The Bauhaus is regarded as the most important and iconic art schools of the twentieth century. Despite a relatively short life, lasting only from 1919 to 1933, over a century later the design movement still leaves its indelible mark on art, architecture, and design practices across the globe.
Founded by Walter Gropius in 1919, the school gathered students from diverse backgrounds and sought to unite practical skills and theoretical knowledge, along with new ideas and attitudes. Gropius set out to develop a different approach to teaching, and to the relationship between art, society, and technology.
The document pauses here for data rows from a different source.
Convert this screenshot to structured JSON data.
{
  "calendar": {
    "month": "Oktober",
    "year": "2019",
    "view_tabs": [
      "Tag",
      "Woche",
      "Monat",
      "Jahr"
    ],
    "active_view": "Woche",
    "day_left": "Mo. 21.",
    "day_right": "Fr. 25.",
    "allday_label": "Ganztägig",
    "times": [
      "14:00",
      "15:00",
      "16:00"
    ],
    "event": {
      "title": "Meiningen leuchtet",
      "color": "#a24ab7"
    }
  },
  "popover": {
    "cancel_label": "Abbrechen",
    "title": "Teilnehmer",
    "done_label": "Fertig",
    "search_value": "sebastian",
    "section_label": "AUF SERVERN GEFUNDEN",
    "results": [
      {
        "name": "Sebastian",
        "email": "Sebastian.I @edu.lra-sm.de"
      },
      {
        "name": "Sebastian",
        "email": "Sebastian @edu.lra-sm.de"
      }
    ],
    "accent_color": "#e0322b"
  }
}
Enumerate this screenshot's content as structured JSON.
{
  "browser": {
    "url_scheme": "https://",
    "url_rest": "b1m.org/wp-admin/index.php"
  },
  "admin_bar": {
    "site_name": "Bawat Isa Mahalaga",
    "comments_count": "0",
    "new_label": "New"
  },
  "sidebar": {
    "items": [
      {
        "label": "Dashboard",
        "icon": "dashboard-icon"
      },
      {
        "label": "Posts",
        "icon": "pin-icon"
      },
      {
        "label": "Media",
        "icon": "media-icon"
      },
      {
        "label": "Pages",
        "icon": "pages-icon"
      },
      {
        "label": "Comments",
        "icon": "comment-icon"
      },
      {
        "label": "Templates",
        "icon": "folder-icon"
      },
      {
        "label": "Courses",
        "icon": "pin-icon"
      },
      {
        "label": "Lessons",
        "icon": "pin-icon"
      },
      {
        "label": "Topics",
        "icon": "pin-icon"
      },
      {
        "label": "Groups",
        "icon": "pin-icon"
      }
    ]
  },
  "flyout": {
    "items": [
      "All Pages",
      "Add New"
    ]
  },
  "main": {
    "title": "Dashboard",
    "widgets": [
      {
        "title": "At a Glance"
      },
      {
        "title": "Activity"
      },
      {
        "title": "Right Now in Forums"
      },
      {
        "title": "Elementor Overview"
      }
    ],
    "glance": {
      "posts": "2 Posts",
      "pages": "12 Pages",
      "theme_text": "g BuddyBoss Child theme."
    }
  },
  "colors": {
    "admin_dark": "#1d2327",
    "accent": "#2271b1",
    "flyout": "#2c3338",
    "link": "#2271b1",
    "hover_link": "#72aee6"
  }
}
Bauhaus, meaning ‘building house’ or ‘school of building’, was originally located in the German city of Weimar, before moving to Dessau in 1925, and finally Berlin in 1932. It was influenced by 19th century and early 20th century artistic movements such as the Arts and Crafts, and Art Nouveau and its many international incarnations, including the Jugendstil and Vienna Secession.
The Bauhaus abandoned many aspects of traditional and theoretical approaches. Practical crafts such as architecture, interior design, textiles, and woodwork were now placed on a par with sculpture and painting. The basis for lessons was supplied by wood, cardboard, fabrics and finds from everyday life. This hands-on approach sought to reunite creativity and manufacturing.
Many of the Bauhaus’s most influential and lasting achievements, aside from architecture, were furniture and utensil designs. Hungarian born Marcel Breuer was amongst the youngest members of the original Bauhaus generation. His take on the classic 19th century tub chair, the Model B3, otherwise known as the Wassily chair, came to be his most famous design. Lightweight, easily moved, and easily mass-produced, the chair met all the requirements of the school’s design philosophy.
Only about one third of the Bauhaus students were female, so for a woman to excel in a predominantly male school was uncommon. This was not the case of German born painter, sculptor, photographer, and metalsmith Marianne Brandt. Joining the Weimar school in 1923, Brandt became famous for her ceiling and desk lights, and perhaps most notably her teapot which now holds a place in the famous Museum of Modern Art in New York. The piece reduces an everyday object to a combination of elemental shapes, with pure geometric forms inspired by the constructivist aesthetic. In 1927, Brandt went on to become head of the Bauhaus Metall-Werkstatt in Dessaur, a true testament to her exceptional craft.
It’s hard to overstate the impact of the Bauhaus on the world of design; its legacy is as deep as it is complex. After the closing of the school in 1933 by the Nazis, its students and faculty dispersed around the globe, taking with them the Bauhaus aesthetics, philosophies, and ideas for a brave new world.
Together, these individuals and the institutions they went on to create changed the face of modern art, fashion, architecture, and industrial design for decades
ANNA GRASSHAM / Head of Modern Design
Banner Image Detail: Interior decoration in the Bauhaus style, 1926 / Alamy